FREQUENTLY ASKED QUESTIONS
Name your top novels and why
Murder on the Orient Express by Dame Agatha Christie
I love all of her work being a great lover of puzzles generally, which is effectively what she wrote. This tale is not only one of her best known works but I’m fascinated with the way Poirot deals with this case. The theme behind the novel is whether a murder can ever be justified and also what Poirot considers to be justice.
Nemesis by Dame Agatha Christie
This is probably my favourite Miss Marple novel (they’re all good). I like the theme, which is it is never too late for justice to be done and the innocent exonerated. Great adaptation with Joan Hickson on the BBC and for me she is the definitive Marple. I also like how this links back to A Carribean Mystery. I have a soft spot for characters that link up in this way. I see it as character development, which I love to read as well as write. Characters have to change for there to be a story. Also with this novel is the premise just because something looks respectable, it doesn’t mean it is.
The Inimitable Jeeves by P.G. Wodehouse (who is the clear winner of the Give Him A Knighthood In The Nick of Time Award).
This is a bit of an oddball of a book in that the sixteen stories are linked meaning there is a novel element but equally each of the sixteen can be read individually. Contains one of the best short stories ever in The Great Sermon Handicap. Admire the prose, laugh at the characters and their situations and wonder at how Wodehouse could produce superbly funny work continually for decades. See this book as a test - if you don’t laugh, you have got a heart of stone.
Cocktail Time by P.G. Wodehouse

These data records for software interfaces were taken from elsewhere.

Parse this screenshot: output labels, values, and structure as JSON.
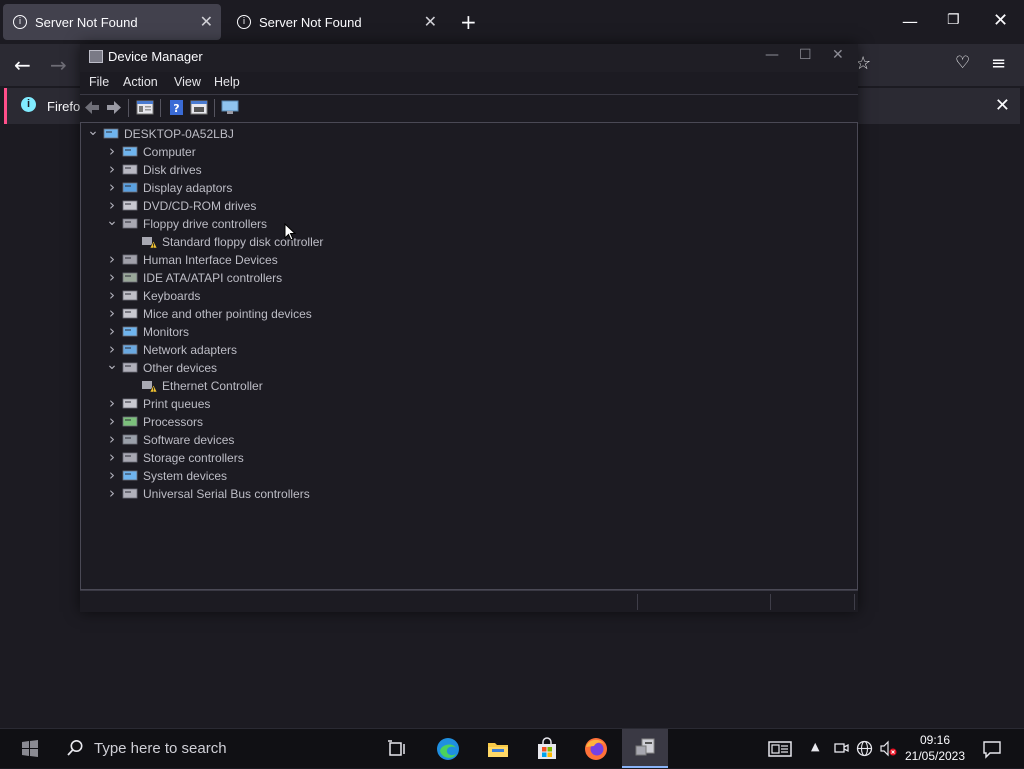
{
  "browser": {
    "tabs": [
      {
        "title": "Server Not Found",
        "active": true
      },
      {
        "title": "Server Not Found",
        "active": false
      }
    ],
    "notification": {
      "text": "Firefox"
    },
    "accent": "#ff4f8a"
  },
  "device_manager": {
    "title": "Device Manager",
    "menu": [
      "File",
      "Action",
      "View",
      "Help"
    ],
    "root": "DESKTOP-0A52LBJ",
    "tree": [
      {
        "label": "Computer",
        "expanded": false,
        "icon": "computer-icon"
      },
      {
        "label": "Disk drives",
        "expanded": false,
        "icon": "disk-drive-icon"
      },
      {
        "label": "Display adaptors",
        "expanded": false,
        "icon": "display-adapter-icon"
      },
      {
        "label": "DVD/CD-ROM drives",
        "expanded": false,
        "icon": "dvd-drive-icon"
      },
      {
        "label": "Floppy drive controllers",
        "expanded": true,
        "icon": "floppy-controller-icon",
        "children": [
          {
            "label": "Standard floppy disk controller",
            "icon": "warning-device-icon"
          }
        ]
      },
      {
        "label": "Human Interface Devices",
        "expanded": false,
        "icon": "hid-icon"
      },
      {
        "label": "IDE ATA/ATAPI controllers",
        "expanded": false,
        "icon": "ide-controller-icon"
      },
      {
        "label": "Keyboards",
        "expanded": false,
        "icon": "keyboard-icon"
      },
      {
        "label": "Mice and other pointing devices",
        "expanded": false,
        "icon": "mouse-icon"
      },
      {
        "label": "Monitors",
        "expanded": false,
        "icon": "monitor-icon"
      },
      {
        "label": "Network adapters",
        "expanded": false,
        "icon": "network-adapter-icon"
      },
      {
        "label": "Other devices",
        "expanded": true,
        "icon": "other-devices-icon",
        "children": [
          {
            "label": "Ethernet Controller",
            "icon": "warning-device-icon"
          }
        ]
      },
      {
        "label": "Print queues",
        "expanded": false,
        "icon": "printer-icon"
      },
      {
        "label": "Processors",
        "expanded": false,
        "icon": "processor-icon"
      },
      {
        "label": "Software devices",
        "expanded": false,
        "icon": "software-device-icon"
      },
      {
        "label": "Storage controllers",
        "expanded": false,
        "icon": "storage-controller-icon"
      },
      {
        "label": "System devices",
        "expanded": false,
        "icon": "system-devices-icon"
      },
      {
        "label": "Universal Serial Bus controllers",
        "expanded": false,
        "icon": "usb-icon"
      }
    ]
  },
  "taskbar": {
    "search_placeholder": "Type here to search",
    "time": "09:16",
    "date": "21/05/2023"
  }
}
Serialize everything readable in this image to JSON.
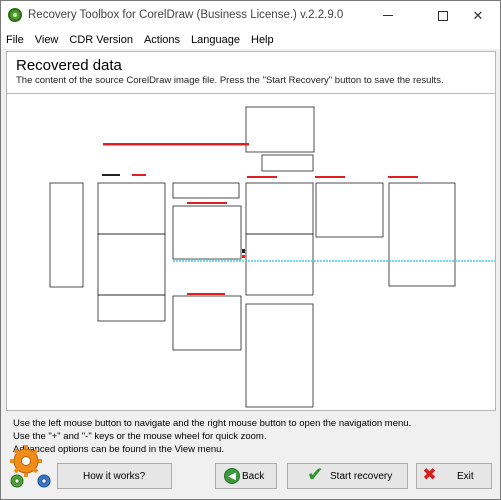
{
  "window": {
    "title": "Recovery Toolbox for CorelDraw (Business License.) v.2.2.9.0"
  },
  "menu": {
    "items": [
      "File",
      "View",
      "CDR Version",
      "Actions",
      "Language",
      "Help"
    ]
  },
  "header": {
    "title": "Recovered data",
    "subtitle": "The content of the source CorelDraw image file. Press the \"Start Recovery\" button to save the results."
  },
  "info": {
    "line1": "Use the left mouse button to navigate and the right mouse button to open the navigation menu.",
    "line2": "Use the \"+\" and \"-\" keys or the mouse wheel for quick zoom.",
    "line3": "Advanced options can be found in the View menu."
  },
  "buttons": {
    "how": "How it works?",
    "back": "Back",
    "start": "Start recovery",
    "exit": "Exit"
  },
  "icons": {
    "app": "app-logo-icon",
    "gears": "gears-icon",
    "back": "arrow-left-icon",
    "start": "checkmark-icon",
    "exit": "close-icon"
  },
  "colors": {
    "preview_text": "#e02020",
    "preview_line": "#3fd0e0"
  }
}
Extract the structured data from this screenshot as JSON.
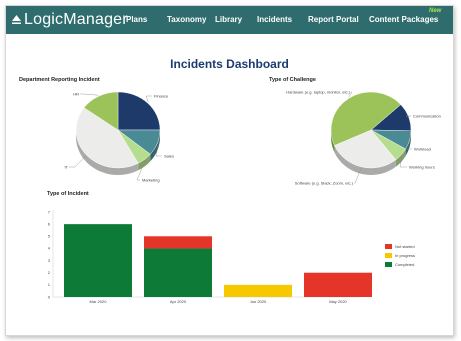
{
  "app": {
    "logo_text": "LogicManager",
    "nav": [
      {
        "label": "Plans"
      },
      {
        "label": "Taxonomy"
      },
      {
        "label": "Library"
      },
      {
        "label": "Incidents"
      },
      {
        "label": "Report Portal"
      },
      {
        "label": "Content Packages"
      }
    ],
    "new_badge": "New"
  },
  "dashboard": {
    "title": "Incidents Dashboard"
  },
  "colors": {
    "nav_bg": "#2f6c6e",
    "title": "#1c3b6e",
    "navy": "#1e3a6b",
    "teal": "#4a8a94",
    "lime": "#9cc35a",
    "light_green": "#b5dd8f",
    "offwhite": "#ececea",
    "green": "#0e7a37",
    "red": "#e53428",
    "yellow": "#f6c800"
  },
  "chart_data": [
    {
      "type": "pie",
      "title": "Department Reporting Incident",
      "slices": [
        {
          "label": "Finance",
          "value": 25,
          "color": "#1e3a6b"
        },
        {
          "label": "Sales",
          "value": 11,
          "color": "#4a8a94"
        },
        {
          "label": "Marketing",
          "value": 6,
          "color": "#b5dd8f"
        },
        {
          "label": "IT",
          "value": 43,
          "color": "#ececea"
        },
        {
          "label": "HR",
          "value": 15,
          "color": "#9cc35a"
        }
      ]
    },
    {
      "type": "pie",
      "title": "Type of Challenge",
      "slices": [
        {
          "label": "Communication",
          "value": 12,
          "color": "#1e3a6b"
        },
        {
          "label": "Workload",
          "value": 8,
          "color": "#4a8a94"
        },
        {
          "label": "Working hours",
          "value": 6,
          "color": "#b5dd8f"
        },
        {
          "label": "Software (e.g. Slack, Zoom, etc.)",
          "value": 29,
          "color": "#ececea"
        },
        {
          "label": "Hardware (e.g. laptop, monitor, etc.)",
          "value": 45,
          "color": "#9cc35a"
        }
      ]
    },
    {
      "type": "bar",
      "title": "Type of Incident",
      "categories": [
        "Mar 2020",
        "Apr 2020",
        "Jun 2020",
        "May 2020"
      ],
      "series": [
        {
          "name": "Completed",
          "color": "#0e7a37",
          "values": [
            6,
            4,
            0,
            0
          ]
        },
        {
          "name": "In progress",
          "color": "#f6c800",
          "values": [
            0,
            0,
            1,
            0
          ]
        },
        {
          "name": "Not started",
          "color": "#e53428",
          "values": [
            0,
            1,
            0,
            2
          ]
        }
      ],
      "legend_order": [
        "Not started",
        "In progress",
        "Completed"
      ],
      "ylim": [
        0,
        7
      ],
      "yticks": [
        0,
        1,
        2,
        3,
        4,
        5,
        6,
        7
      ],
      "stacked": true,
      "legend_position": "right"
    }
  ]
}
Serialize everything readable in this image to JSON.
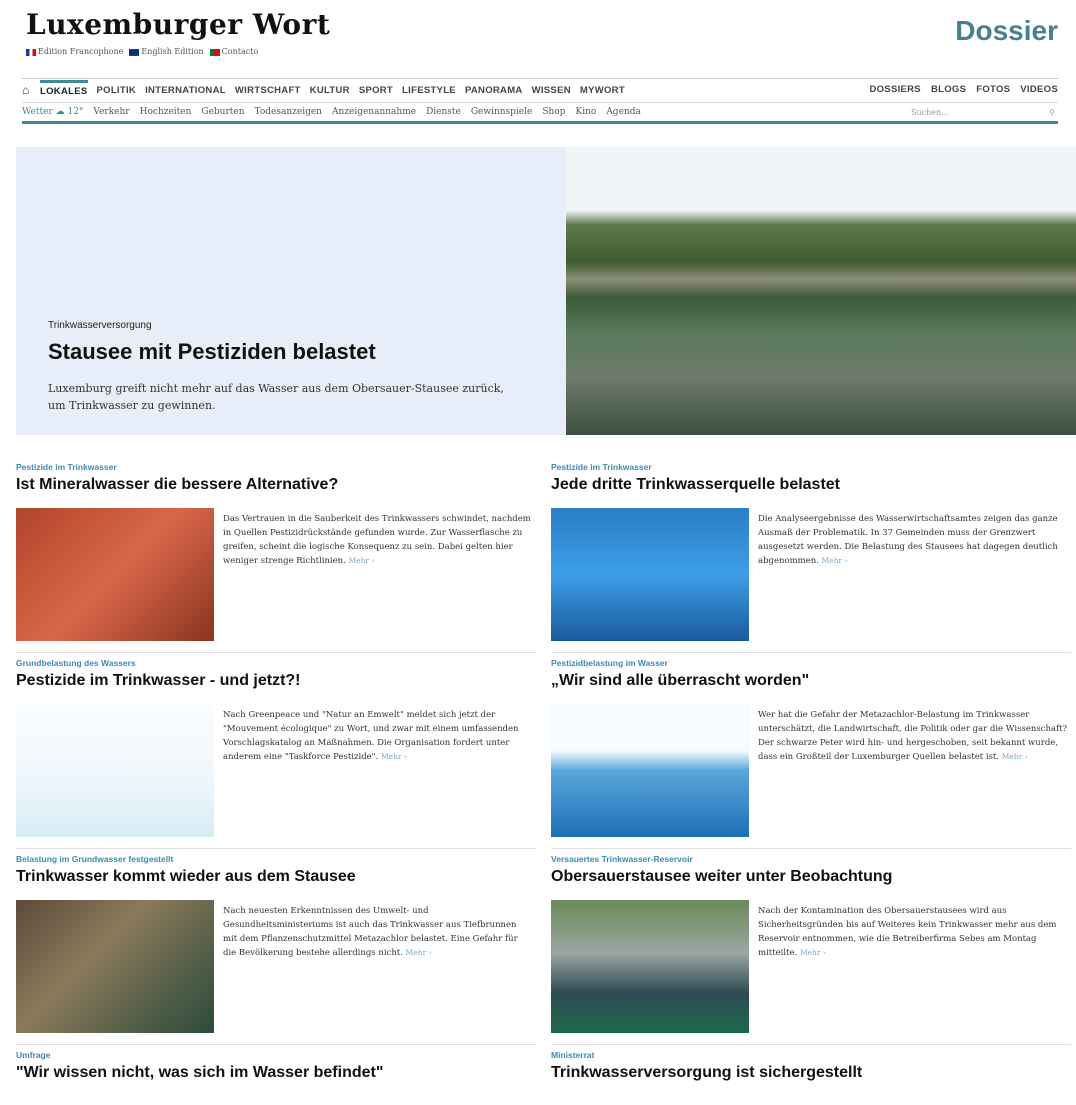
{
  "header": {
    "logo": "Luxemburger Wort",
    "editions": [
      "Edition Francophone",
      "English Edition",
      "Contacto"
    ],
    "section_title": "Dossier"
  },
  "nav_main": {
    "home_icon": "home-icon",
    "items": [
      "LOKALES",
      "POLITIK",
      "INTERNATIONAL",
      "WIRTSCHAFT",
      "KULTUR",
      "SPORT",
      "LIFESTYLE",
      "PANORAMA",
      "WISSEN",
      "MYWORT"
    ],
    "active_index": 0,
    "right_items": [
      "DOSSIERS",
      "BLOGS",
      "FOTOS",
      "VIDEOS"
    ]
  },
  "nav_sub": {
    "weather_label": "Wetter",
    "temperature": "12°",
    "items": [
      "Verkehr",
      "Hochzeiten",
      "Geburten",
      "Todesanzeigen",
      "Anzeigenannahme",
      "Dienste",
      "Gewinnspiele",
      "Shop",
      "Kino",
      "Agenda"
    ],
    "search_placeholder": "Suchen..."
  },
  "hero": {
    "kicker": "Trinkwasserversorgung",
    "title": "Stausee mit Pestiziden belastet",
    "description": "Luxemburg greift nicht mehr auf das Wasser aus dem Obersauer-Stausee zurück, um Trinkwasser zu gewinnen."
  },
  "articles": [
    {
      "kicker": "Pestizide im Trinkwasser",
      "title": "Ist Mineralwasser die bessere Alternative?",
      "text": "Das Vertrauen in die Sauberkeit des Trinkwassers schwindet, nachdem in Quellen Pestizidrückstände gefunden wurde. Zur Wasserflasche zu greifen, scheint die logische Konsequenz zu sein. Dabei gelten hier weniger strenge Richtlinien.",
      "more": "Mehr ›"
    },
    {
      "kicker": "Pestizide im Trinkwasser",
      "title": "Jede dritte Trinkwasserquelle belastet",
      "text": "Die Analyseergebnisse des Wasserwirtschaftsamtes zeigen das ganze Ausmaß der Problematik. In 37 Gemeinden muss der Grenzwert ausgesetzt werden. Die Belastung des Stausees hat dagegen deutlich abgenommen.",
      "more": "Mehr ›"
    },
    {
      "kicker": "Grundbelastung des Wassers",
      "title": "Pestizide im Trinkwasser - und jetzt?!",
      "text": "Nach Greenpeace und \"Natur an Emwelt\" meldet sich jetzt der \"Mouvement écologique\" zu Wort, und zwar mit einem umfassenden Vorschlagskatalog an Maßnahmen. Die Organisation fordert unter anderem eine \"Taskforce Pestizide\".",
      "more": "Mehr ›"
    },
    {
      "kicker": "Pestizidbelastung im Wasser",
      "title": "„Wir sind alle überrascht worden\"",
      "text": "Wer hat die Gefahr der Metazachlor-Belastung im Trinkwasser unterschätzt, die Landwirtschaft, die Politik oder gar die Wissenschaft? Der schwarze Peter wird hin- und hergeschoben, seit bekannt wurde, dass ein Großteil der Luxemburger Quellen belastet ist.",
      "more": "Mehr ›"
    },
    {
      "kicker": "Belastung im Grundwasser festgestellt",
      "title": "Trinkwasser kommt wieder aus dem Stausee",
      "text": "Nach neuesten Erkenntnissen des Umwelt- und Gesundheitsministeriums ist auch das Trinkwasser aus Tiefbrunnen mit dem Pflanzenschutzmittel Metazachlor belastet. Eine Gefahr für die Bevölkerung bestehe allerdings nicht.",
      "more": "Mehr ›"
    },
    {
      "kicker": "Versauertes Trinkwasser-Reservoir",
      "title": "Obersauerstausee weiter unter Beobachtung",
      "text": "Nach der Kontamination des Obersauerstausees wird aus Sicherheitsgründen bis auf Weiteres kein Trinkwasser mehr aus dem Reservoir entnommen, wie die Betreiberfirma Sebes am Montag mitteilte.",
      "more": "Mehr ›"
    },
    {
      "kicker": "Umfrage",
      "title": "\"Wir wissen nicht, was sich im Wasser befindet\"",
      "text": "",
      "more": ""
    },
    {
      "kicker": "Ministerrat",
      "title": "Trinkwasserversorgung ist sichergestellt",
      "text": "",
      "more": ""
    }
  ]
}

First published in 1958, this has my favourite character, the marvellous Uncle Fred who is something of a trial to his long suffering nephew, Pongo Twistleton. I love the idea of older folks being the “rebels” and giving the youngsters a decent run for their money, which Uncle Fred never fails to do. This story shows how attempts to ban novels always backfire, always leads to increased sales so who benefits? The author and publisher! Not the person seeking the ban!